§ **Exercise instructions**
What is the count of lines in the material below that hold "Αποθεμάτων"? Answer with only that number.

***

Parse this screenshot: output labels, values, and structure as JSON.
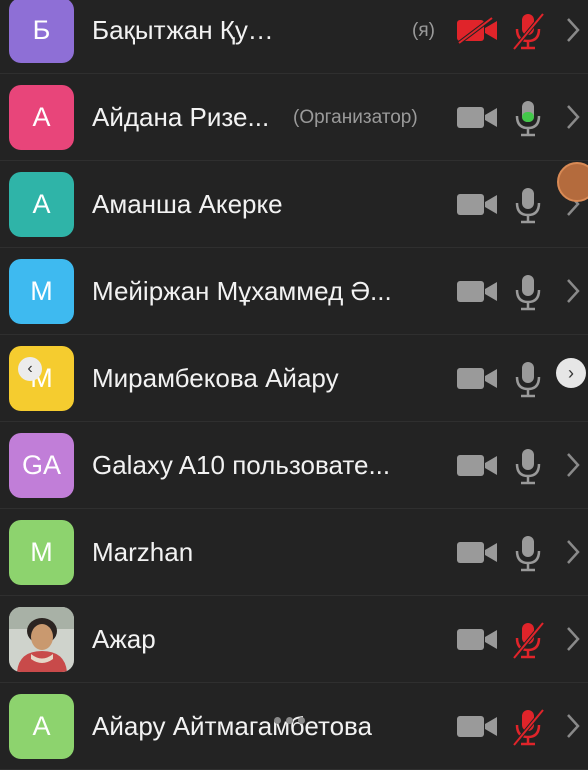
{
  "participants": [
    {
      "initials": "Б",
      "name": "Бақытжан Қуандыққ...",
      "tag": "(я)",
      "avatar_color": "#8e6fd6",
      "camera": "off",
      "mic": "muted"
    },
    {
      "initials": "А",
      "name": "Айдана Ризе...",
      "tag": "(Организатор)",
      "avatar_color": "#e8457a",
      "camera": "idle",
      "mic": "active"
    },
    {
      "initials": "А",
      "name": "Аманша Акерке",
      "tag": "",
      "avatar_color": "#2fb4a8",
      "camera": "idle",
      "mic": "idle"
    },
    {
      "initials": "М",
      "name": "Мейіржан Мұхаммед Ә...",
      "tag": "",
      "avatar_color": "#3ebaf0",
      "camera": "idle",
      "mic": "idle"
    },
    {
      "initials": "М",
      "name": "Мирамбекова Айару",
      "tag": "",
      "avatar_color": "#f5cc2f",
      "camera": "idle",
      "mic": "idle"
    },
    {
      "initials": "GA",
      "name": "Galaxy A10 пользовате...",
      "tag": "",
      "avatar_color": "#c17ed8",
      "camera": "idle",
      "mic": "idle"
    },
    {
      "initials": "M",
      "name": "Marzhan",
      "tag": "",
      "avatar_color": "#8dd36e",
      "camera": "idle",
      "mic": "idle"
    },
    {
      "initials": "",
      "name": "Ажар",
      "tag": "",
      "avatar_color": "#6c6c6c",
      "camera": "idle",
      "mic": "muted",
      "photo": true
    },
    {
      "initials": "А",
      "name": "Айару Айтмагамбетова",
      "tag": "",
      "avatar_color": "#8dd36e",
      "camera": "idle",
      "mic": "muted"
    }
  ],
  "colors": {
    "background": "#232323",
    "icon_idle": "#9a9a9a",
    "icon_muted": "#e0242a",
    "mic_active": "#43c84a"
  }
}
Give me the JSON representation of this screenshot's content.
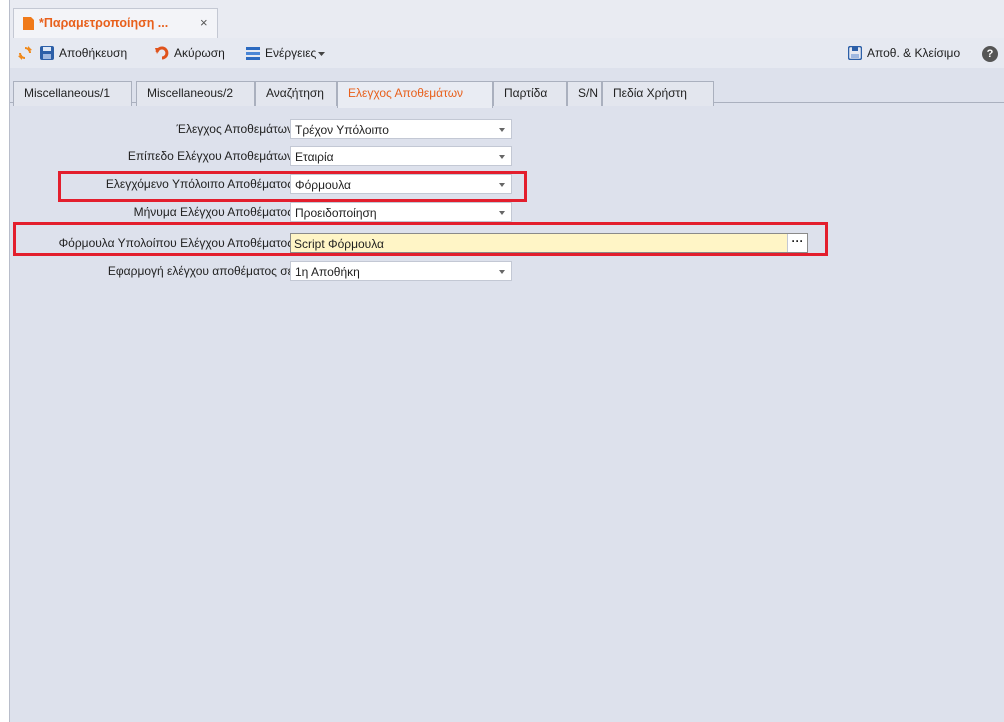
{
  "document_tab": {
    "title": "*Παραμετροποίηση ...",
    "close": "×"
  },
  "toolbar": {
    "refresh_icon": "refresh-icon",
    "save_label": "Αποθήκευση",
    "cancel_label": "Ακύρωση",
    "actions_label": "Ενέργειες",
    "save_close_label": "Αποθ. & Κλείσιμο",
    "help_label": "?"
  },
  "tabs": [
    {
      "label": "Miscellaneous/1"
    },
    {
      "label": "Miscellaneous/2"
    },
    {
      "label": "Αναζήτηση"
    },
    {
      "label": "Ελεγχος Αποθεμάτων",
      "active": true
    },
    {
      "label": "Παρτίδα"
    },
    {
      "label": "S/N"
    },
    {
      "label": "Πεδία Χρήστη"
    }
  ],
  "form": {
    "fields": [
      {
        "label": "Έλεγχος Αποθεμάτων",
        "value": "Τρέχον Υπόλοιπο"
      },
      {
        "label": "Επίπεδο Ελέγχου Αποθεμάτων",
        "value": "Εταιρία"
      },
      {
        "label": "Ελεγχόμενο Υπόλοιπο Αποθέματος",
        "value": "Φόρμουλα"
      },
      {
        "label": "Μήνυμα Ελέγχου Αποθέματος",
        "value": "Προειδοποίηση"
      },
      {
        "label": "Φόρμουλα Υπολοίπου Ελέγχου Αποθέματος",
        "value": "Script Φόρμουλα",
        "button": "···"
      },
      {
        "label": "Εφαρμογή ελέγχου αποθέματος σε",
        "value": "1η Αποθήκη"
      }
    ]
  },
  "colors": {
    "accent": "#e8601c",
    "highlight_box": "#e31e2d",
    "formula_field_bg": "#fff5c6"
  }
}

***

§ **Answer box**
3